PROBLEM TO WORK ON:
Each line below that carries the string "username" must appear in the answer.

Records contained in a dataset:
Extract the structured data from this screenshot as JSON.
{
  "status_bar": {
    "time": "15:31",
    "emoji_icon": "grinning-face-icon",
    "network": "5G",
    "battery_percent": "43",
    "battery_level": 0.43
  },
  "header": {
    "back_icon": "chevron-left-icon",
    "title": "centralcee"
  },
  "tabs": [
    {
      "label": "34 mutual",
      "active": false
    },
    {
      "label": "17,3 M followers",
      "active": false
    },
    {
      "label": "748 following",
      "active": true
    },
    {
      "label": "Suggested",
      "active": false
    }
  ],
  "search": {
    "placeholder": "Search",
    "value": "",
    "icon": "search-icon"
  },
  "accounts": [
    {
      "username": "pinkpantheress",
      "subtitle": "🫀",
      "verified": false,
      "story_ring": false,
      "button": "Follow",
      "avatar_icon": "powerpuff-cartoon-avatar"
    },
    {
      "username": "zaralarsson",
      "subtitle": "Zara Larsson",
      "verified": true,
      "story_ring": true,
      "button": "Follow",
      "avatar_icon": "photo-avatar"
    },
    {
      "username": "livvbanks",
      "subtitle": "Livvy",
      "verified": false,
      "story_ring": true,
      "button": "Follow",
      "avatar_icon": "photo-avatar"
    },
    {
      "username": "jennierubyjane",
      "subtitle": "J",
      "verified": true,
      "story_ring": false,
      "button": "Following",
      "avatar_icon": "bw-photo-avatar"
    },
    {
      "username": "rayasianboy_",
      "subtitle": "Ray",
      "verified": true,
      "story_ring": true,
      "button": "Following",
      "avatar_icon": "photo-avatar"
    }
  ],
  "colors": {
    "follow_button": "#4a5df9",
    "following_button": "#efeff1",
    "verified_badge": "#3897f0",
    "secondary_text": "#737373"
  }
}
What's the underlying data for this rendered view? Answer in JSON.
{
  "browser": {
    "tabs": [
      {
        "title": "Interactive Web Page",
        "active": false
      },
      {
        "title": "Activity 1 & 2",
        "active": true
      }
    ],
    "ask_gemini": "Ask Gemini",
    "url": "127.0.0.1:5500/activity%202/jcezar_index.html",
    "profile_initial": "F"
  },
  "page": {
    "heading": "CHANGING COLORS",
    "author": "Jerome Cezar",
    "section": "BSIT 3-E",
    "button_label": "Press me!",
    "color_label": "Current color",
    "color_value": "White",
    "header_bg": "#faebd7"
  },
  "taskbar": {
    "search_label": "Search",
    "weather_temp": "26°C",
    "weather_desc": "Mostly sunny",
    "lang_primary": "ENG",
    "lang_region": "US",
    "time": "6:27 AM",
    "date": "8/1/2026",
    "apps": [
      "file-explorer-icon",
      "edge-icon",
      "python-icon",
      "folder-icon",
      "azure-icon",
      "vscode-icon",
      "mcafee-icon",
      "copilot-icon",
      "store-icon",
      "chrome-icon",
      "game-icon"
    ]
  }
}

TASK OUTPUT:
      "username": "pinkpantheress",
      "username": "zaralarsson",
      "username": "livvbanks",
      "username": "jennierubyjane",
      "username": "rayasianboy_",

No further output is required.